Release Date: Feb 2, 2010
Record label: Cash Money Records
Lil Wayne :: RebirthCash Money RecordsAuthor: John-Michael BondOne problem the music public faces when reading reviews is the absolutely insane assumption that the writer whose critique you're reading isn't a liar. That we don't have preconceived ideas about a record before we even listen to it, or that the comparisons we make between one artist and another are based on actually listening to those artists ourselves. When a band reaches a certain level of popularity they become so culturally known that their very name has connotations attached to it that allow music writers to lazily use that name to symbolize their perceptions of the band, even if those preconceptions are absolutely bullshit.
‘American Star’, the opening track on Rebirth, with its “Born and raised in the USA” refrain, at first calls to mind the stars, stripes and ticker-tape strut of Apollo Creed in Rocky 4. We are a long way from backpacker rap here. Lil Wayne embodies everything that rap has come to see the American dream as, coming from the piss poor background in New Orleans, getting where he is today in spite of it.
It could be worse. "Everybody say they just do it, well, I just don't," claims Lil Wayne on Rebirth, his unlikely, unqualified, and quite unbelievable rock album. And he's speaking the truth: This album is not the logical official follow-up to 2008's best-selling Tha Carter III. At all. In any way ….

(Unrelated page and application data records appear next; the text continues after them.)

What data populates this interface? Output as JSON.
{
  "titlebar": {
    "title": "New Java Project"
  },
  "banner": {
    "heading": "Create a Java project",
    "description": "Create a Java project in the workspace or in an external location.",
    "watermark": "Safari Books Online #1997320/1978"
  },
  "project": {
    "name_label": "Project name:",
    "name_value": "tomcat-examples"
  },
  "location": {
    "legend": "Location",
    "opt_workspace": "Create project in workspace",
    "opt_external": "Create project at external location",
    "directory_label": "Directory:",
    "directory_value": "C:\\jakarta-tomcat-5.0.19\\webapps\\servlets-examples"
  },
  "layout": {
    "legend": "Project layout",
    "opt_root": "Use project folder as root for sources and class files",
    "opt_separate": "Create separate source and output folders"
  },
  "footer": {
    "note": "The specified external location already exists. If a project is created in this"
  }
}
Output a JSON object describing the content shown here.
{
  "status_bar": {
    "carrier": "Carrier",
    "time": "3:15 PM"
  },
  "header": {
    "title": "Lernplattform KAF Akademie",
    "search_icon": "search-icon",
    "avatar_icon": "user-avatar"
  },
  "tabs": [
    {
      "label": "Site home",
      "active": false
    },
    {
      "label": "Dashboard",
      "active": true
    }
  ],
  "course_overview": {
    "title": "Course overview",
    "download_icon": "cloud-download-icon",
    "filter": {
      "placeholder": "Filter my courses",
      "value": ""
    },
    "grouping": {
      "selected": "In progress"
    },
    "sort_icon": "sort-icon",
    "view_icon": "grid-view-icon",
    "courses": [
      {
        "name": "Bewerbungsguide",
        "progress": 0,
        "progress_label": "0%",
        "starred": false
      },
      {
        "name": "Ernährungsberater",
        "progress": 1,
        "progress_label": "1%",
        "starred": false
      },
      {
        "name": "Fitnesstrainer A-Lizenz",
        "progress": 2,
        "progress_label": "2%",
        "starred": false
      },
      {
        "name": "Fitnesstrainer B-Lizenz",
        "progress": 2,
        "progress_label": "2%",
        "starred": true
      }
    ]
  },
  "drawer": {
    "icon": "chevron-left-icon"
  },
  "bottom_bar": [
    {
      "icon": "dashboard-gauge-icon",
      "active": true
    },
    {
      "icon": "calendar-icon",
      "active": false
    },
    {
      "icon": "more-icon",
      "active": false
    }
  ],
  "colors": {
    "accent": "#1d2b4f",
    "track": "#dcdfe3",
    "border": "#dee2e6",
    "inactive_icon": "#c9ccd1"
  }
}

You might think Limp Bizkit's oeuvre and their ghastly fanbase of hooting fratboy morons might act as a dire warning to anyone trying to meld hip-hop and heavy metal, but apparently not. Artistically, at least, rap-metal seems to be pop's own Red Bull Flugtag: the best you can hope for is an inglorious plummet, with a load of berks in big shorts cheering you on, but that doesn't seem to stop people getting involved. Either people view it as a challenge or they've noted that, ever since Walk This Way revived Aerosmith's career and catapulted Run DMC to mainstream stardom, it's carried the promise of untold riches: you might think Limp Bizkit's records are unlovable by anyone who isn't an idiot, but their sales figures suggest there might be a lot of idiots knocking about the place.
It wasn’t just [b]NME[/b] who proclaimed [a]Lil Wayne[/a] to be the best rapper alive in 2008. Time magazine, Rolling Stone and [a]Kanye West[/a] were all schnozzing superlatives up his backside, and it seemed the new crown prince of hip-hop could do no wrong. But sitting atop his career peak, Wayne started to get vertigo.The recent [i]The Carter[/i] documentary shows him at his most out-of-control, knocking back litres of cough syrup for the codeine kick.
Lil Wayne is tragically aware of how much we love him. He cackles at the end of every punchline. He flashes cutesy smiles in every video. He grants incoherent interviews and tosses off lethargic guest verses because why not—we’ll extol him unwaveringly even if he’s too high to complete a sentence.
Like Michael Jordan walking away from the NBA for a shot at pro baseball, hip-hop MVP Lil Wayne decided last year to pick up a guitar and pursue his own field of dreams: recording a rock album. Jordan returned to the basketball court after one ill-fated season in the farm leagues; we can only hope for the same for Wayne. A nimble, almost balletic rapper on countless mixtapes, singles, and Billboard-topping collaborations, the 27-year-old comes across both muddled and belligerent on the much-delayed, extensively leaked Rebirth.
It used to be that rap was the place rock musicians went to embarrass themselves. Seemingly open to anyone who could talk, the stripped-down style of the ‘80s created an attractive mirage for misguided rockers, who failed to recognize that rapping required a totally different skill set, a delusion that created more disasters than is worth remembering. With Lil Wayne’s Rebirth, we get the same type of base misconception, where one of our best rappers believes that he can do anything.
Now that may seem like senseless bashing, so below I describe in detail why this album – which includes exactly one good song, Drop the World, during which Weezy mercifully drops the Auto-Tune and picks up Eminem for a guest verse – deserves every bit of derision it receives. Let’s break these songs down. I. The MusicIn discussions of the riffs and instrumentation, the only real debate among critics is whether they most closely resemble bad Nickelback, bad Staind, or bad System of a Down.
LIL WAYNE“Rebirth”(Cash Money/Universal) Sure, Lil Wayne’s rock album, “Rebirth,” is a misfire, the kind of thing that happens when a star overestimates his skills (and calls his opening track “American Star”). But if Kid Rock can rap, why can’t Lil Wayne try being a rocker?. .
Rebirth could've been exhibit A at Lil Wayne's trial for drug possession. [rssbreak] The rapper's pathetic foray into hard rock is evidence enough that he's using mind-altering drugs. The writing is like that of a prepubescent child. And when he sings, it sounds like an infant gurgling with a mouth full of baby food over 90s-era nu-metal.